§ Action item
Whenever the word "scroll" shows up in a line of the data, copy that line.

★ ★ ★ ★

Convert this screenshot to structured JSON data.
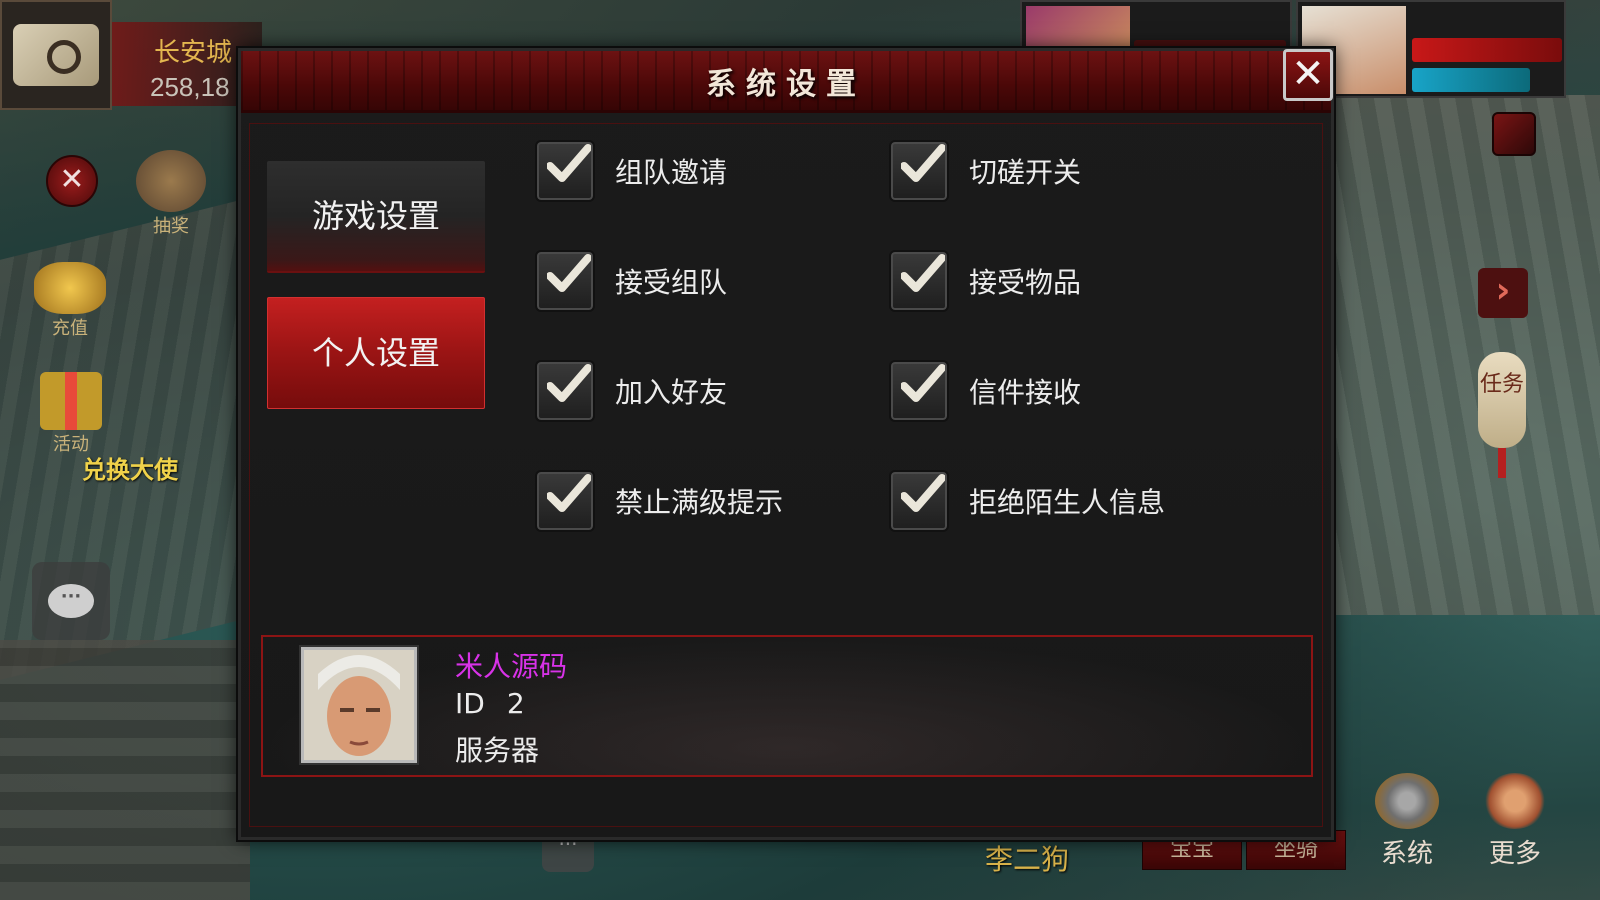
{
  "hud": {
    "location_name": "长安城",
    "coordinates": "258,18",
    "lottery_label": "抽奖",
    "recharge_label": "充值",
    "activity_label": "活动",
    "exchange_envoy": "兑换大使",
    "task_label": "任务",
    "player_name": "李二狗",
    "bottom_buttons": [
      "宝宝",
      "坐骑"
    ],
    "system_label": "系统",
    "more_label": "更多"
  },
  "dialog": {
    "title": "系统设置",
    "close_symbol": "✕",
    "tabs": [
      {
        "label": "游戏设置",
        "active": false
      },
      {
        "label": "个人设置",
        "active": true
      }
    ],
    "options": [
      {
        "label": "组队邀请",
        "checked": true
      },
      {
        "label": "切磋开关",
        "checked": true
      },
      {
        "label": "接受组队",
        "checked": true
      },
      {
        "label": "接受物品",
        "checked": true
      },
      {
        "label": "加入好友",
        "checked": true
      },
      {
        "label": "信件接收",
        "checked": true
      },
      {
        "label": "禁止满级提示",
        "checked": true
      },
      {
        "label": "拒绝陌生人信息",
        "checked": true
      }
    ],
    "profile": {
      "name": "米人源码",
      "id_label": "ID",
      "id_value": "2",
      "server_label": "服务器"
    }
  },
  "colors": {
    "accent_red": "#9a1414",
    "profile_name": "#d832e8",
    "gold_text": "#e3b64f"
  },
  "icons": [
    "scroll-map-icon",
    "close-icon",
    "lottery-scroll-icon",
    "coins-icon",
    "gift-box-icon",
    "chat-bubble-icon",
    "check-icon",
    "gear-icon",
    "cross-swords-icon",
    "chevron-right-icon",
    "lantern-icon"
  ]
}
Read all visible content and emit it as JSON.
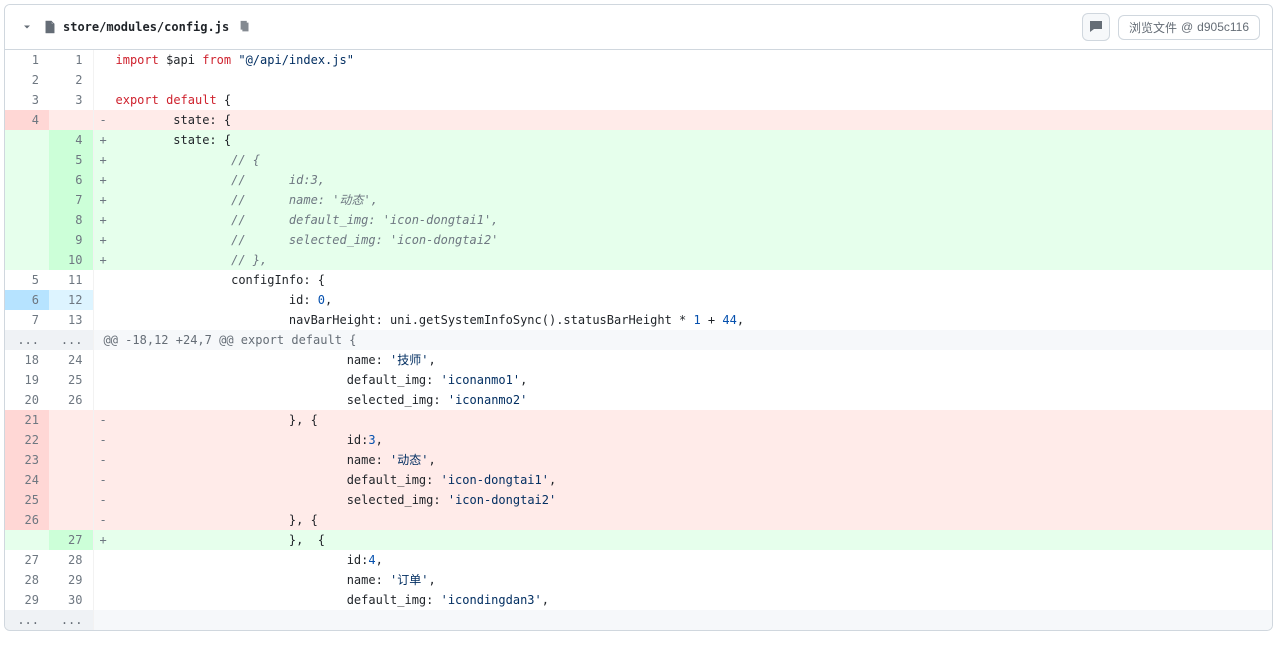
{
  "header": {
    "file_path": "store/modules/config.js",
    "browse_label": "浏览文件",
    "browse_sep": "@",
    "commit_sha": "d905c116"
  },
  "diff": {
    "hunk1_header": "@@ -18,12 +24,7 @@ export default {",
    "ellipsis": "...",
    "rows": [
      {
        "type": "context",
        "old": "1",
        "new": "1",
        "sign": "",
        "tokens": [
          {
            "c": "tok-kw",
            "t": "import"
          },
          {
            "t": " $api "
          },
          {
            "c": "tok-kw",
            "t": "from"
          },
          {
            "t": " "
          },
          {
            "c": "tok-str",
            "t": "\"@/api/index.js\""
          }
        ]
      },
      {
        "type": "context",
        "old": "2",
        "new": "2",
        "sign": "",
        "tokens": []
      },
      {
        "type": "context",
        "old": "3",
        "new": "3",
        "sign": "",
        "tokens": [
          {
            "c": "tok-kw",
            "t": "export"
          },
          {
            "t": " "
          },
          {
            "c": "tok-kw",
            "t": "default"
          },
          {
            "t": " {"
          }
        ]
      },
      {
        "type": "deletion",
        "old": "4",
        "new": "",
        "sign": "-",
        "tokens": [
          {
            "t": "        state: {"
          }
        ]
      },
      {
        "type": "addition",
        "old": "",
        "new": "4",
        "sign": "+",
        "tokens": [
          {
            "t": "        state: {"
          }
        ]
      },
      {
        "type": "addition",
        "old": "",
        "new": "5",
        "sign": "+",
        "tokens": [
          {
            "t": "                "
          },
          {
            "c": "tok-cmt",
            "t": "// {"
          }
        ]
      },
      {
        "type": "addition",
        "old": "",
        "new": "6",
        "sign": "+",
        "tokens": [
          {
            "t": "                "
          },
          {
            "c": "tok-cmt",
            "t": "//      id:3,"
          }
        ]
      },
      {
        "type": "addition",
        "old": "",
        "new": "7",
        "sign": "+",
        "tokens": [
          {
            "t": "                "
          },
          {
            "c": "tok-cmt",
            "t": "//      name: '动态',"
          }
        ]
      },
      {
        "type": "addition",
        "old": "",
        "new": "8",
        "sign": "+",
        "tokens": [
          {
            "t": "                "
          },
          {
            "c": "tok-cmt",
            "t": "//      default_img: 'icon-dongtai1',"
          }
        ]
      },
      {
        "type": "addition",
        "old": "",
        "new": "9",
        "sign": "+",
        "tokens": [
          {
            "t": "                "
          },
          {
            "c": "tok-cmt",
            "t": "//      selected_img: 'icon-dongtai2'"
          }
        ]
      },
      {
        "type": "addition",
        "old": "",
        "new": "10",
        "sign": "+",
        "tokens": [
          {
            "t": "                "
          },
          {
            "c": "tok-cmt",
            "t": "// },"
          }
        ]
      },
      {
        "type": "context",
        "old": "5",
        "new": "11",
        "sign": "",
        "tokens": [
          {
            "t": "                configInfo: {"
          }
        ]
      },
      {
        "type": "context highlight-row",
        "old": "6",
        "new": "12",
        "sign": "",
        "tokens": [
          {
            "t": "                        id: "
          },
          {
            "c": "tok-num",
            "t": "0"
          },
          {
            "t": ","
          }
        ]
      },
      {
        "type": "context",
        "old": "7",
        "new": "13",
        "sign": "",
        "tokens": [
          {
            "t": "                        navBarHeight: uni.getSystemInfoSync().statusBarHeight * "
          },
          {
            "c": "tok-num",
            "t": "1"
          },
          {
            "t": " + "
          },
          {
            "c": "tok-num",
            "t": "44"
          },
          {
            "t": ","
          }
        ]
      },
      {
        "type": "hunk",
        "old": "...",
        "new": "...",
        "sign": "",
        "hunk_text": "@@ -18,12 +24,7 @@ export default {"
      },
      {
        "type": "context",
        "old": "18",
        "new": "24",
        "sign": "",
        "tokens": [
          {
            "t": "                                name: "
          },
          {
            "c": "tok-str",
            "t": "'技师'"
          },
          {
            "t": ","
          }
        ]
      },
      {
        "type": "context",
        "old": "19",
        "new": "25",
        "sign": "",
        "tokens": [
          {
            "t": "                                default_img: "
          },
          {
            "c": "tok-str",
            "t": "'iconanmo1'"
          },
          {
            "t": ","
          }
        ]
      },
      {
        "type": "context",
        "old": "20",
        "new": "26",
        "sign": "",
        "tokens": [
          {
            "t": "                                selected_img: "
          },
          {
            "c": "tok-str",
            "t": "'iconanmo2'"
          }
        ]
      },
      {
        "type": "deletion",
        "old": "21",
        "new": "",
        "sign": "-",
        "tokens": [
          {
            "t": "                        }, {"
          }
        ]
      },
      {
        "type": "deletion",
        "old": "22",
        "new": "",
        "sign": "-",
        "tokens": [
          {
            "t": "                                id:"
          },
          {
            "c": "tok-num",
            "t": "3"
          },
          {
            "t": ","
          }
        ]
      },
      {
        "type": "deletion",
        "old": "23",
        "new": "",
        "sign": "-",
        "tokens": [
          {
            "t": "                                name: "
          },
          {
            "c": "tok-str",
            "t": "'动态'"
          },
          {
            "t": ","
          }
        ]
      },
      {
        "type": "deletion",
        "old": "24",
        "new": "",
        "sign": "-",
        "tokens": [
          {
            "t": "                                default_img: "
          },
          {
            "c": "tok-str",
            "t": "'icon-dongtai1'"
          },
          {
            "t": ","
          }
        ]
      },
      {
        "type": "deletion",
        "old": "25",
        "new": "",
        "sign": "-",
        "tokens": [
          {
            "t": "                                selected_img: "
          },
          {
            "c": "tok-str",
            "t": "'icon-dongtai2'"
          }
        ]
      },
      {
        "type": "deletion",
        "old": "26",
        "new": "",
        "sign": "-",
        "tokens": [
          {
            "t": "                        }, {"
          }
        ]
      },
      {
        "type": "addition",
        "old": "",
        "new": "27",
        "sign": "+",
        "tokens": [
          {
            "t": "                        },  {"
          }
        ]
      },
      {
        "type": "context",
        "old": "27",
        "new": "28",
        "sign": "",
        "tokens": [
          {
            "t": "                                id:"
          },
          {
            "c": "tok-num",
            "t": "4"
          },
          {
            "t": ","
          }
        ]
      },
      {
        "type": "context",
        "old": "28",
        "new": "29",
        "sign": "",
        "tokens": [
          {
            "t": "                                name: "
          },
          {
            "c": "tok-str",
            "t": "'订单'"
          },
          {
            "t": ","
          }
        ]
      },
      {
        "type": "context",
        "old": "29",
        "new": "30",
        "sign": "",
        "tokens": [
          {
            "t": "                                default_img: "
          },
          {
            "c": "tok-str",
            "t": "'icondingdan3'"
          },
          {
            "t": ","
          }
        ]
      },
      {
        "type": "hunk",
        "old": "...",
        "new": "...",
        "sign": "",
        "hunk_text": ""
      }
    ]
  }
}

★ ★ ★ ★

§ The completed task
    "scroll-map-icon",
    "lottery-scroll-icon",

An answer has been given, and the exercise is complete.